What you will do>
Search the records for "interface". Report every line where it occurs.
── The data ──
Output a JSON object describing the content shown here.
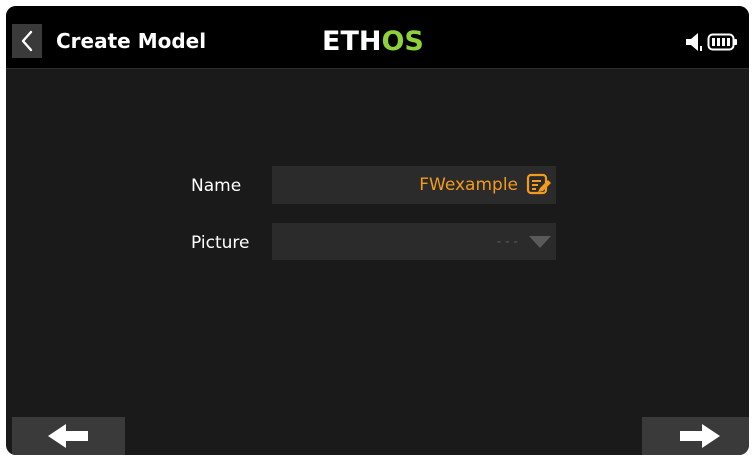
{
  "header": {
    "title": "Create Model",
    "brand_part1": "ETH",
    "brand_part2": "OS",
    "back_icon": "chevron-left-icon",
    "status_icons": [
      "speaker-icon",
      "battery-icon"
    ]
  },
  "form": {
    "name_label": "Name",
    "name_value": "FWexample",
    "name_edit_icon": "edit-icon",
    "picture_label": "Picture",
    "picture_value": "---",
    "picture_dropdown_icon": "dropdown-triangle-icon"
  },
  "footer": {
    "prev_icon": "arrow-left-icon",
    "next_icon": "arrow-right-icon"
  },
  "colors": {
    "accent": "#f29b1e",
    "brand_green": "#8ed13a",
    "background": "#1a1a1a",
    "header_background": "#000000",
    "field_background": "#2b2b2b"
  }
}
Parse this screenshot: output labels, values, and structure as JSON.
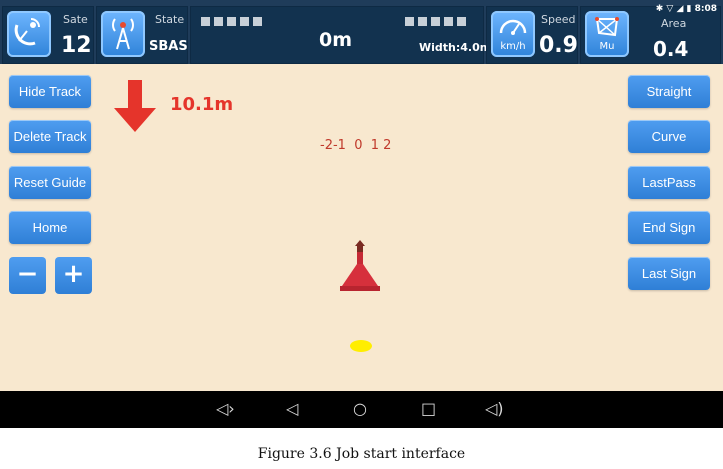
{
  "topbar": {
    "sate_label": "Sate",
    "sate_value": "12",
    "state_label": "State",
    "state_value": "SBAS",
    "distance_value": "0m",
    "width_text": "Width:4.0m",
    "speed_label": "Speed",
    "speed_unit": "km/h",
    "speed_value": "0.9",
    "area_label": "Area",
    "area_unit": "Mu",
    "area_value": "0.4",
    "clock": "8:08"
  },
  "left_buttons": {
    "hide_track": "Hide Track",
    "delete_track": "Delete Track",
    "reset_guide": "Reset Guide",
    "home": "Home",
    "zoom_out": "−",
    "zoom_in": "+"
  },
  "right_buttons": {
    "straight": "Straight",
    "curve": "Curve",
    "lastpass": "LastPass",
    "end_sign": "End Sign",
    "last_sign": "Last Sign"
  },
  "map": {
    "offset_value": "10.1m",
    "scale_ticks": "-2-1  0  1 2"
  },
  "caption": "Figure 3.6 Job start interface",
  "colors": {
    "map_bg": "#f8e8cf",
    "button_blue": "#3a8ee6",
    "arrow_red": "#e5342b",
    "offset_text": "#e5342b",
    "tractor_red": "#d6303c",
    "marker_yellow": "#ffee00"
  }
}
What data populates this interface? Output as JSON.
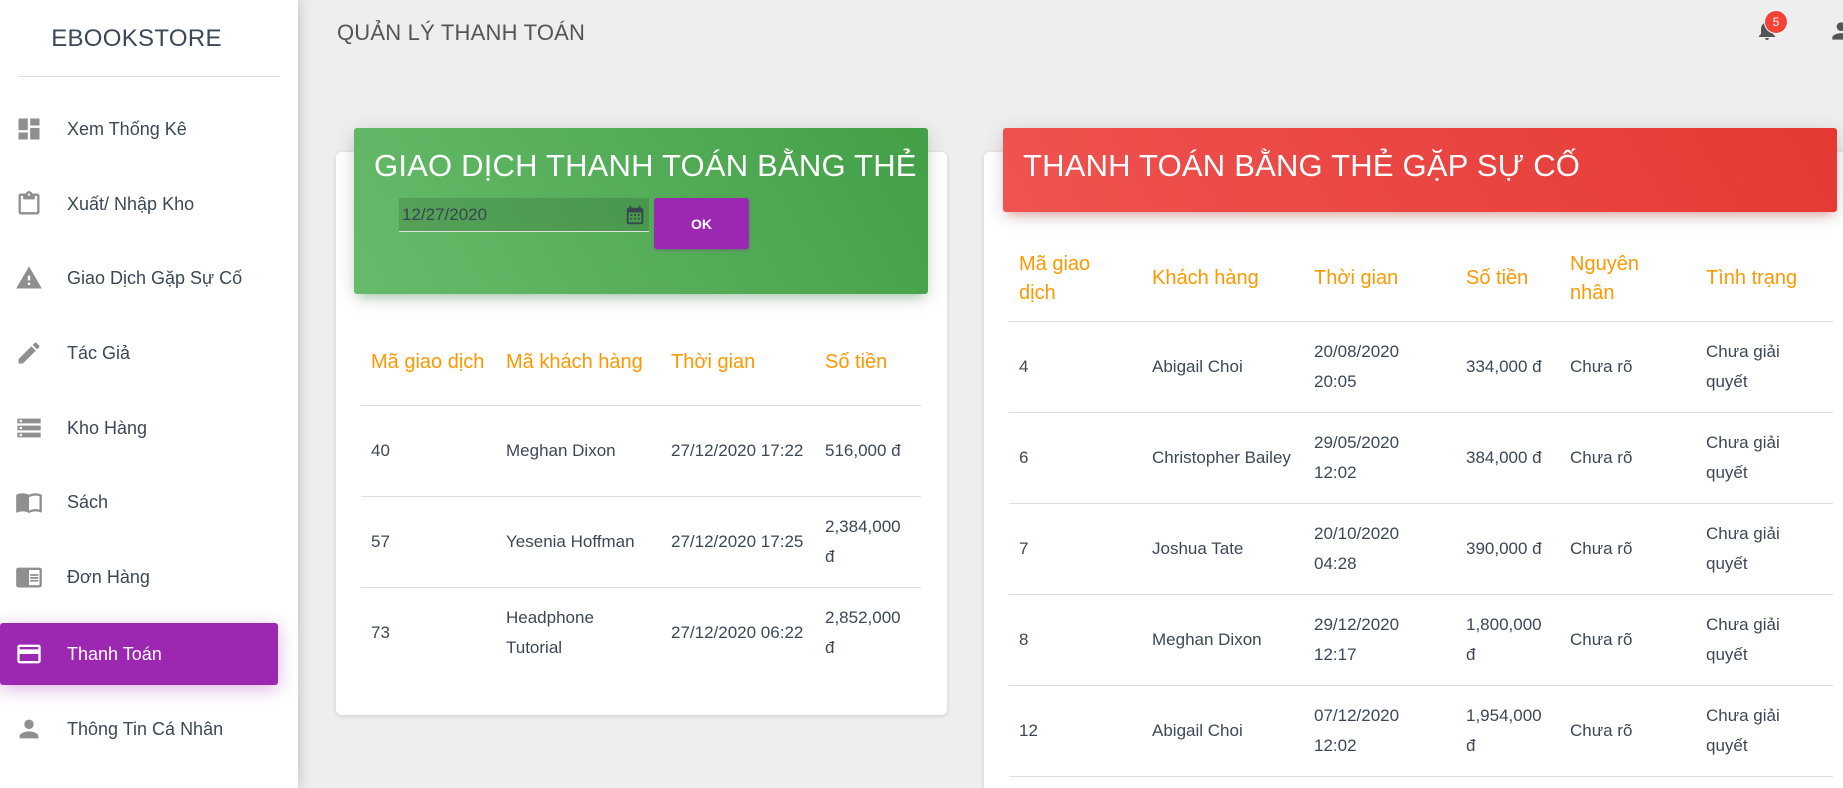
{
  "sidebar": {
    "brand": "EBOOKSTORE",
    "items": [
      {
        "label": "Xem Thống Kê",
        "icon": "dashboard-icon",
        "active": false
      },
      {
        "label": "Xuất/ Nhập Kho",
        "icon": "clipboard-icon",
        "active": false
      },
      {
        "label": "Giao Dịch Gặp Sự Cố",
        "icon": "warning-icon",
        "active": false
      },
      {
        "label": "Tác Giả",
        "icon": "pencil-icon",
        "active": false
      },
      {
        "label": "Kho Hàng",
        "icon": "storage-icon",
        "active": false
      },
      {
        "label": "Sách",
        "icon": "book-icon",
        "active": false
      },
      {
        "label": "Đơn Hàng",
        "icon": "chrome-reader-icon",
        "active": false
      },
      {
        "label": "Thanh Toán",
        "icon": "credit-card-icon",
        "active": true
      },
      {
        "label": "Thông Tin Cá Nhân",
        "icon": "person-icon",
        "active": false
      }
    ]
  },
  "header": {
    "title": "QUẢN LÝ THANH TOÁN",
    "notification_count": "5"
  },
  "card_payments": {
    "title": "GIAO DỊCH THANH TOÁN BẰNG THẺ",
    "date_value": "12/27/2020",
    "ok_label": "OK",
    "columns": [
      "Mã giao dịch",
      "Mã khách hàng",
      "Thời gian",
      "Số tiền"
    ],
    "rows": [
      [
        "40",
        "Meghan Dixon",
        "27/12/2020 17:22",
        "516,000 đ"
      ],
      [
        "57",
        "Yesenia Hoffman",
        "27/12/2020 17:25",
        "2,384,000 đ"
      ],
      [
        "73",
        "Headphone Tutorial",
        "27/12/2020 06:22",
        "2,852,000 đ"
      ]
    ]
  },
  "failed_payments": {
    "title": "THANH TOÁN BẰNG THẺ GẶP SỰ CỐ",
    "columns": [
      "Mã giao dịch",
      "Khách hàng",
      "Thời gian",
      "Số tiền",
      "Nguyên nhân",
      "Tình trạng"
    ],
    "rows": [
      [
        "4",
        "Abigail Choi",
        "20/08/2020 20:05",
        "334,000 đ",
        "Chưa rõ",
        "Chưa giải quyết"
      ],
      [
        "6",
        "Christopher Bailey",
        "29/05/2020 12:02",
        "384,000 đ",
        "Chưa rõ",
        "Chưa giải quyết"
      ],
      [
        "7",
        "Joshua Tate",
        "20/10/2020 04:28",
        "390,000 đ",
        "Chưa rõ",
        "Chưa giải quyết"
      ],
      [
        "8",
        "Meghan Dixon",
        "29/12/2020 12:17",
        "1,800,000 đ",
        "Chưa rõ",
        "Chưa giải quyết"
      ],
      [
        "12",
        "Abigail Choi",
        "07/12/2020 12:02",
        "1,954,000 đ",
        "Chưa rõ",
        "Chưa giải quyết"
      ]
    ]
  },
  "colors": {
    "active": "#9c27b0",
    "green_header": "#4caf50",
    "red_header": "#f44336",
    "table_header": "#ff9800"
  }
}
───
Response to the task>
  "caption": "Figure 3.6 Job start interface",
What data populates this interface? Output as JSON.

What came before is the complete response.